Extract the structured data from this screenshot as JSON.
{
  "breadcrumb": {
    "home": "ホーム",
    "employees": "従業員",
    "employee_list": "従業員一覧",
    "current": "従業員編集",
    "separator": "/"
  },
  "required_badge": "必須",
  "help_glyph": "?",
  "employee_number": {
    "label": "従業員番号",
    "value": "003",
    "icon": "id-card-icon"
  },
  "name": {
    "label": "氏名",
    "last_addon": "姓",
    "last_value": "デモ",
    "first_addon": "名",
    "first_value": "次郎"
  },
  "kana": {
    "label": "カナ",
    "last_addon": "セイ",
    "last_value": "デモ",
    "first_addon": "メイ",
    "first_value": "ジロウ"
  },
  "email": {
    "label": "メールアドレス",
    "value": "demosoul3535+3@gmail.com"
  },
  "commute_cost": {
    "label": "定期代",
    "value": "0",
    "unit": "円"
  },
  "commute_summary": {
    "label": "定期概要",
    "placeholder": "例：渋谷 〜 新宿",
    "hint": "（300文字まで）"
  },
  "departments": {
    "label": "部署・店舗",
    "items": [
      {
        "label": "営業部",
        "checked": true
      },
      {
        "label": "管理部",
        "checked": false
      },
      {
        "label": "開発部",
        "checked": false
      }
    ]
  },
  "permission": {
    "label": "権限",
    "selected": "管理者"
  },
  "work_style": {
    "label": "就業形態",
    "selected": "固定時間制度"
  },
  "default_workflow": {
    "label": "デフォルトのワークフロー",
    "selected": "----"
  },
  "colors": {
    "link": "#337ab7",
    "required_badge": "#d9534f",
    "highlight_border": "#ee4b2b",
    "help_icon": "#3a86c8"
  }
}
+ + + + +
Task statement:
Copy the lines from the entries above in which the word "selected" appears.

Task answer:
    "selected": "管理者"
    "selected": "固定時間制度"
    "selected": "----"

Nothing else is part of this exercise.